Embrace The Struggle

We are teachers. We know how important the “struggle phase” is for our students to deepen the learning, especially when it is challenging.  But do we extend that same opportunity to struggle to ourselves when faced with a challenge? At times, I think we have an expectation that, as individual teachers, we should know all the answers, have all the solutions, be able to fix all the problems - we don’t have time to “struggle” through those difficult dilemmas!

But we as teachers are also learners. We can honor the “messiness” of the struggle phase for ourselves and for our colleagues, give ourselves the tools and the time to address the most vexing challenges we face in our classrooms, and learn how to improve student outcomes for all of our students.  And all means all.

At Mammoth Elementary School, we lost a significant chunk of instructional time last winter, due to historically extreme weather conditions.  Progress toward proficiency was impacted and our English learners and economically disadvantaged students suffered the most.  It was a frustrating time for kids, teachers, and parents, and as hard as we worked to make up for lost time, the obstacles seemed insurmountable as we ended the school year.

Fast forward to the new year:  with a fresh start, we were able to take a step back, so that we could “see the forest for the trees”, and then we embraced the struggle. 

First, we narrowed our scope to ELA, our most critical area of need.  We looked at our baseline data on benchmark assessments.  Then each grade level team created a PORTABLE DATA WALL (a four-section poster board that displayed individual student performance in ELA on red, yellow, blue and green post-it-note labels). We brought our data walls and gathered together in the school library to collaborate, using our “no blaming, no shaming meeting norms” to plan our next steps for moving forward. We struggled through analyzing the student data together, first in grade level teams, then as a school team.  Then we allowed ourselves time for the conversation, time to listen to each other, time to talk about our students needs and our evidence-based instructional practices, and time to hone in on our most vexing challenge. By the end of that meeting, we were hearing “we’ve got this!” comments from around the room.
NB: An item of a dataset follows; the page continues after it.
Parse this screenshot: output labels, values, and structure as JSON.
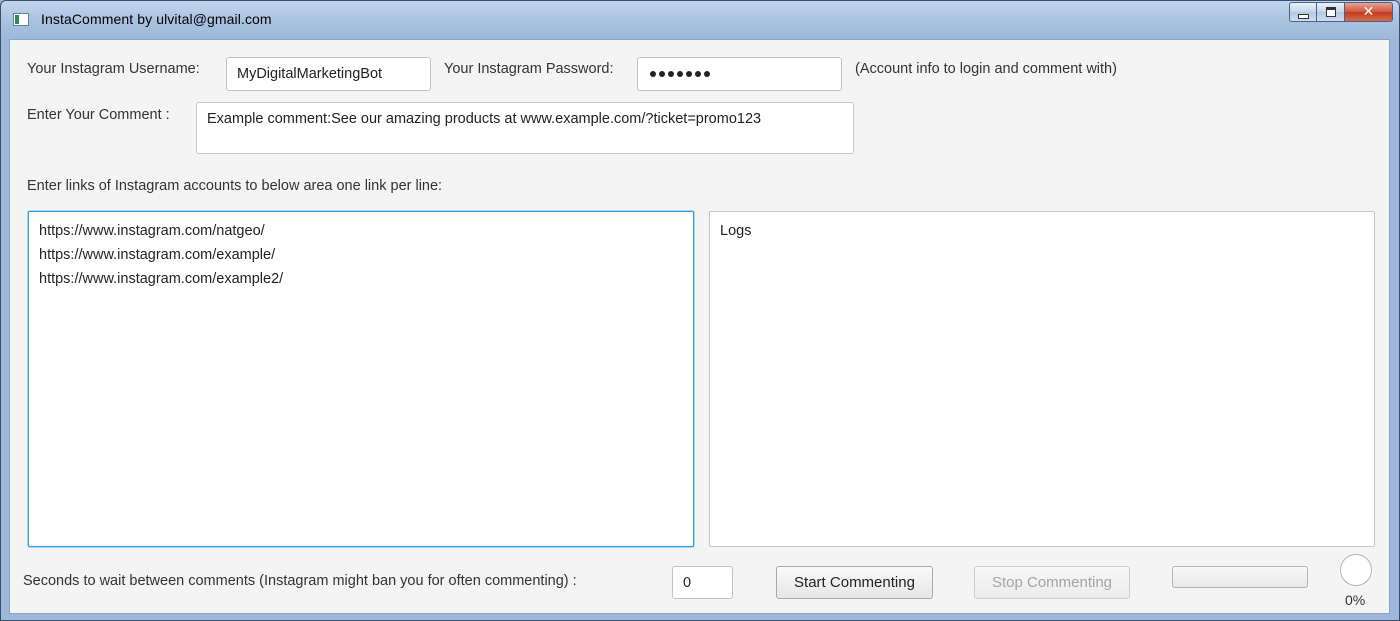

But that meeting wasn’t the end of our work or the end of our struggle.  Anything worth doing, is worth doing well, right? Those portable data walls are now present at each and every grade level meeting, so that we can use the visual representation of our data to guide collaboration on lesson planning, looking at student work, and refining our practices with specific interventions.  We just finished with our second benchmark assessment, so we will work as grade level teams to move the student labels to represent their latest results (and celebrate our successes!), then meet all together as a staff to move the work forward schoolwide.  This is the plan following every benchmark assessment this year, as we watch our students progress toward proficiency.

And in the midst of adversity, here is what we learned:  Use our tools.  Rely on each other.  Support each other.  Believe in our kids and in ourselves.  And embrace the struggle.

Bryan RobertsComment